PROBLEM TO SOLVE | Although pictures appear in the records, the copy must leave them out and match everything else exactly.

DATASET EXCERPTS |
================================

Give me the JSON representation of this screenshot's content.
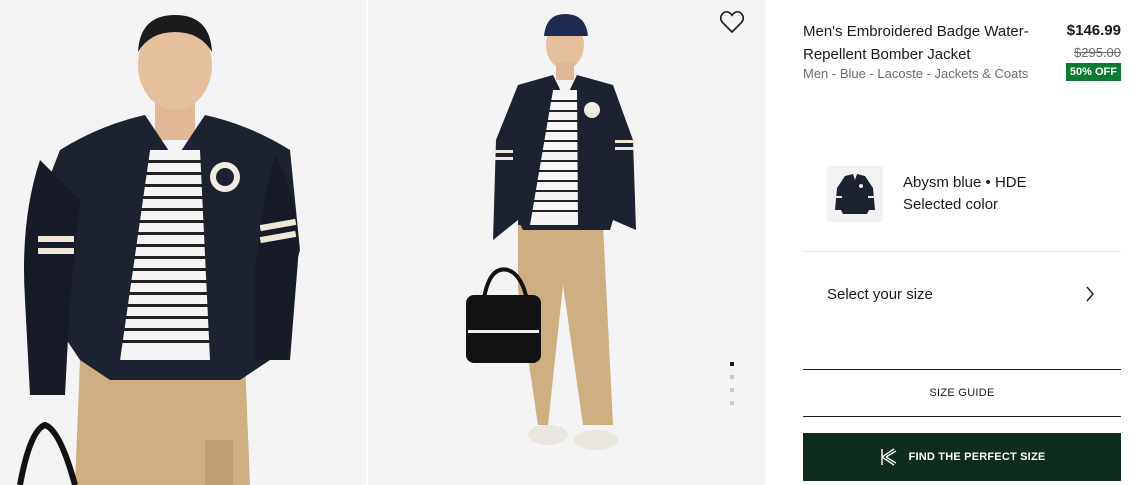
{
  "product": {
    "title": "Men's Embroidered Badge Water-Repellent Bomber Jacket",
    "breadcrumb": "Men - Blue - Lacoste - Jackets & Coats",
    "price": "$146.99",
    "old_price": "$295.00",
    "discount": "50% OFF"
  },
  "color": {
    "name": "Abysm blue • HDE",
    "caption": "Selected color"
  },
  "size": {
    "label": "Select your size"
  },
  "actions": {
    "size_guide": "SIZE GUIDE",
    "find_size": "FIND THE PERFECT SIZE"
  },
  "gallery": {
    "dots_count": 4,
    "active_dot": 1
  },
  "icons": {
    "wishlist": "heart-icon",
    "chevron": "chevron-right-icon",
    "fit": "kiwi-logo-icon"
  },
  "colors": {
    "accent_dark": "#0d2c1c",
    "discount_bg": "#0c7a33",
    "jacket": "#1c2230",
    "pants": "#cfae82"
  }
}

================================

EXERCISE OUTPUT |
Give me the JSON representation of this screenshot's content.
{
  "product": {
    "title": "Men's Embroidered Badge Water-Repellent Bomber Jacket",
    "breadcrumb": "Men - Blue - Lacoste - Jackets & Coats",
    "price": "$146.99",
    "old_price": "$295.00",
    "discount": "50% OFF"
  },
  "color": {
    "name": "Abysm blue • HDE",
    "caption": "Selected color"
  },
  "size": {
    "label": "Select your size"
  },
  "actions": {
    "size_guide": "SIZE GUIDE",
    "find_size": "FIND THE PERFECT SIZE"
  },
  "gallery": {
    "dots_count": 4,
    "active_dot": 1
  },
  "icons": {
    "wishlist": "heart-icon",
    "chevron": "chevron-right-icon",
    "fit": "kiwi-logo-icon"
  },
  "colors": {
    "accent_dark": "#0d2c1c",
    "discount_bg": "#0c7a33",
    "jacket": "#1c2230",
    "pants": "#cfae82"
  }
}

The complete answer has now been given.